Years of effort by groups and individuals working to improve the Minnesota River could be getting a boost from a national recognition program highlighting major river basins. The Minnesota River Watershed Alliance has nominated the Minnesota River to become a “National Blueway.”
In recent years the Minnesota River has received much attention as a natural resource under stress from development. In the broad, fertile river basin that covers much of southern Minnesota, both natural forces and land uses lead to water pollution from excess sediment and nutrients.
The U.S. Dept. of Interior (DOI) established the National Blueway System in 2012 to promote a network of nationally significant rivers and their watersheds that are highly valued as economic, recreational, social, and ecological assets.
The Connecticut River spanning four states in New England was the first to receive National Blueway designation. In November of last year, U.S. Department of Interior Senior Advisor Rebecca Wodder visited Granite Falls as a part of a tour of select sites along the Minnesota River in support of a nomination.
According to Granite Falls Chamber Director Nicole Zempel, local advocates were originally hopeful that the Minnesota River might be designated by the program in time for 50th Anniversary events held downtown this summer, but questions about the federal program elsewhere in the country have slowed progress.
“There seems to be a misconception about the powers it grants the federal government, which is too bad because it has the potential to be a great asset for the community.”
The recent opposition to the Blueway program surfaced in Arkansas and Missouri, where the White River had been the second to receive the designation. Since local support and control is paramount, the DOI accepted a request to withdraw the White River designation, based on Republican fears surrounding property rights and watershed control, and placed the program temporarily on hold.
The blueways order explicitly states that it is not intended to affect the use of private property or exercise any new regulatory authority.
“One of the major reasons I joined this effort is that the Blueway designation does not bring any new regulations or restrictions on private property owners or local units of government, said Ted Suss, one of the local project organizers. “It does commit the various federal agencies to work cooperatively with each other, our local governments, local organizations, and individual citizens like myself as we move forward with economic development and conservation plans affecting the Minnesota River.”
According to Interior Secretary Sally Jewell, the blueways program is on hold, meaning no new blueways designations, until political issues surrounding the program are ironed out.
National Blueway nomination
Many public and private organizations have been working individually and collectively to meet the challenge of improving water quality in the river and its entire drainage basin. A National Blueway designation will recognize and reward the work of those partnerships and provide a platform to encourage expanded collaboration.

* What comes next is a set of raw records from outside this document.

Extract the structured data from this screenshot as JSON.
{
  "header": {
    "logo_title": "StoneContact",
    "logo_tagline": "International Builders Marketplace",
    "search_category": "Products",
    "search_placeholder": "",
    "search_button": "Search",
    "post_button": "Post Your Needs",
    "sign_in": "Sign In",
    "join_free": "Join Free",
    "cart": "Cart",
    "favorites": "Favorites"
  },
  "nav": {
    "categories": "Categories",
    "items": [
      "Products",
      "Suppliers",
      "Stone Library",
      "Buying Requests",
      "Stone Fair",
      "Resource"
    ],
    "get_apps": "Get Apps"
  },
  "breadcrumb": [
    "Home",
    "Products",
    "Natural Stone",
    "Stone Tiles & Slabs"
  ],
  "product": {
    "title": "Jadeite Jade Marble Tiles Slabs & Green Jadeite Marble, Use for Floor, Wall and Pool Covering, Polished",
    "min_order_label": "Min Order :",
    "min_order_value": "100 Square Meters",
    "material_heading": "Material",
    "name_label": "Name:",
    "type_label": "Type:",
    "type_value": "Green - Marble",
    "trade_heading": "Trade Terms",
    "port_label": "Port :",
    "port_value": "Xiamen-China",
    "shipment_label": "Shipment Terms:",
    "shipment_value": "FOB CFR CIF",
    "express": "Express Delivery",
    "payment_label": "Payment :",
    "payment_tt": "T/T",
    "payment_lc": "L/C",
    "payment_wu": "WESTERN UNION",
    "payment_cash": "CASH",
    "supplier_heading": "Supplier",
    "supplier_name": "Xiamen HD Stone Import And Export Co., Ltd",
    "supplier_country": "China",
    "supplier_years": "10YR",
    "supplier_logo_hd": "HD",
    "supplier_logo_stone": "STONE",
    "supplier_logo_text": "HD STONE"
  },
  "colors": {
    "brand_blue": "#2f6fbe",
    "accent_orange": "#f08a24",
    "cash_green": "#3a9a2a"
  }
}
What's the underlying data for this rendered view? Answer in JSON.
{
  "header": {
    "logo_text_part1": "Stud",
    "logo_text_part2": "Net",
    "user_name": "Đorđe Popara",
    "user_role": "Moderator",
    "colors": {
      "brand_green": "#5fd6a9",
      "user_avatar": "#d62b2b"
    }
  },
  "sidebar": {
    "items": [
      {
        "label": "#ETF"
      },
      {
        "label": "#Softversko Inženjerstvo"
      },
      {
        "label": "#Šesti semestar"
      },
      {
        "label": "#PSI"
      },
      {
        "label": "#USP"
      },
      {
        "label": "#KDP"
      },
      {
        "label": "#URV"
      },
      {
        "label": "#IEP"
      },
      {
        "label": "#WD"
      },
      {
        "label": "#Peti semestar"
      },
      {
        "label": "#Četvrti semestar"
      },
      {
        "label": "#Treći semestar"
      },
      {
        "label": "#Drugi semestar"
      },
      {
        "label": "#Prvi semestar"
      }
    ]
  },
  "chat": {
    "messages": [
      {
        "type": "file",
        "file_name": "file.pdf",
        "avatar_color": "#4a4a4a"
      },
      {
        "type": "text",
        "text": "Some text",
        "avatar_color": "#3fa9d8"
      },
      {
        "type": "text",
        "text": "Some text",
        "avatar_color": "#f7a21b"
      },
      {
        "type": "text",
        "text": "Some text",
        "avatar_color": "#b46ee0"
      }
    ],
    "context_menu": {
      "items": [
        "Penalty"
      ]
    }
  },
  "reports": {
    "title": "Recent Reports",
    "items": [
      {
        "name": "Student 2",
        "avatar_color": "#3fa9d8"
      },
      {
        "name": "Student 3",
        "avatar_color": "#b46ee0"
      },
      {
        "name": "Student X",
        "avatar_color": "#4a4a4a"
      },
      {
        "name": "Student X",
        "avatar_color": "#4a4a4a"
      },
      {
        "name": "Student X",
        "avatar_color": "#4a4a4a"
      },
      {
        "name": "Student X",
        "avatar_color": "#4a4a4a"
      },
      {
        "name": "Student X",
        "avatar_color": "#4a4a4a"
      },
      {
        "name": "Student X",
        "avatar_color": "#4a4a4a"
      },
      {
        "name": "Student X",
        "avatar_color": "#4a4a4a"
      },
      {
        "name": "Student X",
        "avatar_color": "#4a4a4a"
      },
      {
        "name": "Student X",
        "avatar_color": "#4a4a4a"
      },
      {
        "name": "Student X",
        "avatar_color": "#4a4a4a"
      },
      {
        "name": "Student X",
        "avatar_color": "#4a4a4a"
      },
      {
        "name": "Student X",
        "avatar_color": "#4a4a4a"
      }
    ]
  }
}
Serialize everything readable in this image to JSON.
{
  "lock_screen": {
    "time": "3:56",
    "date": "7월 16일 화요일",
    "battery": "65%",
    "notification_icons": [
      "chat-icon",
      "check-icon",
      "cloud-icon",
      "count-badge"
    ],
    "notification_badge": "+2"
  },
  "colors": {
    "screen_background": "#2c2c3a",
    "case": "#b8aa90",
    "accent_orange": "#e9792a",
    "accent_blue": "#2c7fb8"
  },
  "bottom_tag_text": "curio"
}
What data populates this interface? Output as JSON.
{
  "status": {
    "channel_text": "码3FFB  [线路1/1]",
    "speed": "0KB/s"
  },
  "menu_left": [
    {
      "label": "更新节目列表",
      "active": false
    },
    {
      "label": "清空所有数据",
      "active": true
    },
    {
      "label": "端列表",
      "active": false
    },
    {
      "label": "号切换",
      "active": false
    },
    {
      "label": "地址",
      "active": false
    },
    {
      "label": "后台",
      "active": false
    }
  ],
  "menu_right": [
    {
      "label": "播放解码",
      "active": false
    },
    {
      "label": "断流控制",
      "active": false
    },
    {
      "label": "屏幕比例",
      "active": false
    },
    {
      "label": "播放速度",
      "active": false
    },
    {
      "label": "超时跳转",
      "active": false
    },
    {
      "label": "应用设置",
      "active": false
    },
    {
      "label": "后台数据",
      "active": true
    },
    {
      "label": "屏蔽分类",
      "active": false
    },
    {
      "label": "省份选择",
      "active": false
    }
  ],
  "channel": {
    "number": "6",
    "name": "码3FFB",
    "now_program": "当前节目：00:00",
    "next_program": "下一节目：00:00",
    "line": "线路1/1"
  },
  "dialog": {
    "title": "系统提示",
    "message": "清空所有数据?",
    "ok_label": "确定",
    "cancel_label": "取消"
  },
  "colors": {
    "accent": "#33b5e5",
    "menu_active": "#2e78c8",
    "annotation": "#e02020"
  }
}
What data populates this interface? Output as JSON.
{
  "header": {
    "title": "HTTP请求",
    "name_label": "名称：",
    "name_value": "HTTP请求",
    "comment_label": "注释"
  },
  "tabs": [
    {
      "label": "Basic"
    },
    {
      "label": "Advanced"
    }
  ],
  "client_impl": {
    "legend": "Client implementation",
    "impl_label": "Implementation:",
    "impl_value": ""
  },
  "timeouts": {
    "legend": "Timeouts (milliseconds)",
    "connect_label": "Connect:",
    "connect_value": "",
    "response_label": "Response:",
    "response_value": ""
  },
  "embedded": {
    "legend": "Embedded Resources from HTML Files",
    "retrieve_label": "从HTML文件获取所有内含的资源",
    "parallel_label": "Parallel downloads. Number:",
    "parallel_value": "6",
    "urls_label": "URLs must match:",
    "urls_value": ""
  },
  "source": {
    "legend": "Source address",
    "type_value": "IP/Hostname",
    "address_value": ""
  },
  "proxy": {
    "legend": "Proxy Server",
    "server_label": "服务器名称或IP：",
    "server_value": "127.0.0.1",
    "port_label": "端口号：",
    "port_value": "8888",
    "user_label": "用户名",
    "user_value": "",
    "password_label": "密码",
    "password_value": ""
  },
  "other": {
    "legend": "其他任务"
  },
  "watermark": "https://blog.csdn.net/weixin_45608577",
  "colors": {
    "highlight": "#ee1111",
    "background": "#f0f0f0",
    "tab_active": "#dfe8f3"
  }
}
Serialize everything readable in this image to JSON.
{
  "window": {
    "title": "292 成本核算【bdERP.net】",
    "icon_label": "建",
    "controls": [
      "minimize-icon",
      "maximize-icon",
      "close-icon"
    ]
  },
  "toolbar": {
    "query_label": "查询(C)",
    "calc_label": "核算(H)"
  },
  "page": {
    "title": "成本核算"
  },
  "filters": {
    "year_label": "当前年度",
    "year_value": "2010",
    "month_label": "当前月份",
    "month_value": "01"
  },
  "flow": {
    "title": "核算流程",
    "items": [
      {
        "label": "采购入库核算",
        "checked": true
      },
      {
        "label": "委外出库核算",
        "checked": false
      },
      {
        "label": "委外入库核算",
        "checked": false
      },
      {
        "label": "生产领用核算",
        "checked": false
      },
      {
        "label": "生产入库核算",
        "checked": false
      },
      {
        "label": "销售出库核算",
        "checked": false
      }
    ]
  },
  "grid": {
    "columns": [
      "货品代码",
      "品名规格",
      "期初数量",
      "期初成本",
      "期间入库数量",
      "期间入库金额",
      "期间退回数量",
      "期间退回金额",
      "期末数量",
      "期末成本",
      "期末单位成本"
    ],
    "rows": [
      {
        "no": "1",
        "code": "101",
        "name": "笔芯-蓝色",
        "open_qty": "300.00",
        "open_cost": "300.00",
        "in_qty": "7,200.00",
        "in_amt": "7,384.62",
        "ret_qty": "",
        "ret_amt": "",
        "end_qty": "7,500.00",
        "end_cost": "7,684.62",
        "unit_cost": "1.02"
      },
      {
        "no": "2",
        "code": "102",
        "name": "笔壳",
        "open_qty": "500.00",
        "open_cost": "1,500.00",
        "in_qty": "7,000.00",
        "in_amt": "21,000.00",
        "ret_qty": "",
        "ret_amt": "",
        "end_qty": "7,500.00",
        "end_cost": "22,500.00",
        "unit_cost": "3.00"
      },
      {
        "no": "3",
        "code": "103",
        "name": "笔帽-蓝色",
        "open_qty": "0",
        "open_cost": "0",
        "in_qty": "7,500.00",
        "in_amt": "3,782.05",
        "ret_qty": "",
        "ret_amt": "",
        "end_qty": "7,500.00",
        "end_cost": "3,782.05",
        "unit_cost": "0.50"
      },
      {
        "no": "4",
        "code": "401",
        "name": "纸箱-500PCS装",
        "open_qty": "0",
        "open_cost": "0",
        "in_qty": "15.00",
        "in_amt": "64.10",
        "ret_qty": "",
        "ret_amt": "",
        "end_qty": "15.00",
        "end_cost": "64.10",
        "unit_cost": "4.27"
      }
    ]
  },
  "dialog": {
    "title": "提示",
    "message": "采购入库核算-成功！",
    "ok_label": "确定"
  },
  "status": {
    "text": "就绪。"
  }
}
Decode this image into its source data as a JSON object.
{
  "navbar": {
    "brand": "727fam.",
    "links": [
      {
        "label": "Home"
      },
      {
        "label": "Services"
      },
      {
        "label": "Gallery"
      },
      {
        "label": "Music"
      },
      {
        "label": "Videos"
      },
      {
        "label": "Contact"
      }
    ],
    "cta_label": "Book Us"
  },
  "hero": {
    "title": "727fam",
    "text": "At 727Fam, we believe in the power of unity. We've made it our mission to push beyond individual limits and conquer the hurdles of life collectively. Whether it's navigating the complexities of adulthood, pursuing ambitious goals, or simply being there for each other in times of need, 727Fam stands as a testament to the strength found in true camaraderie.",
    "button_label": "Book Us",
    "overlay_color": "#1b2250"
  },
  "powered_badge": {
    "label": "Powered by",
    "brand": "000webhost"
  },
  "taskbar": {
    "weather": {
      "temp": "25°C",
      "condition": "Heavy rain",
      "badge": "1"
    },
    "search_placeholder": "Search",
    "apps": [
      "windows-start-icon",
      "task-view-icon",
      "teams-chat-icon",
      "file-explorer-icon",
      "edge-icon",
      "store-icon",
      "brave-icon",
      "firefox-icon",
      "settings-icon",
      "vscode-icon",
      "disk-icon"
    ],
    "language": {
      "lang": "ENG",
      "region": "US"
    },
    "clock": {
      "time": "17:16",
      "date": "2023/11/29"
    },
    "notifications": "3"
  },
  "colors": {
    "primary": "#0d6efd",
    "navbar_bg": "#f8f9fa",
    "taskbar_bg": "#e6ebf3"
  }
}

Page 2 of 2 - More than 50 public and private organizations from all sectors supported the nomination of the Minnesota River for designation as a National Blueway, submitted by the Minnesota River Watershed Alliance, and sponsored by the Minnesota Dept. of Natural Resources and the U.S. Fish and Wildlife Service.
The nomination states: “The Minnesota River Watershed will become a model for habitat connectivity and resiliency in an agricultural to urban landscape; improved water quality and a more stable hydrograph; increased public access for outdoor recreation, and economic vitality based on a legacy of natural, cultural, historical, and agricultural resource conservation and sustainability. We can accomplish this vision because there is a highly engaged and informed watershed citizenry and Blueway Partnership Group.”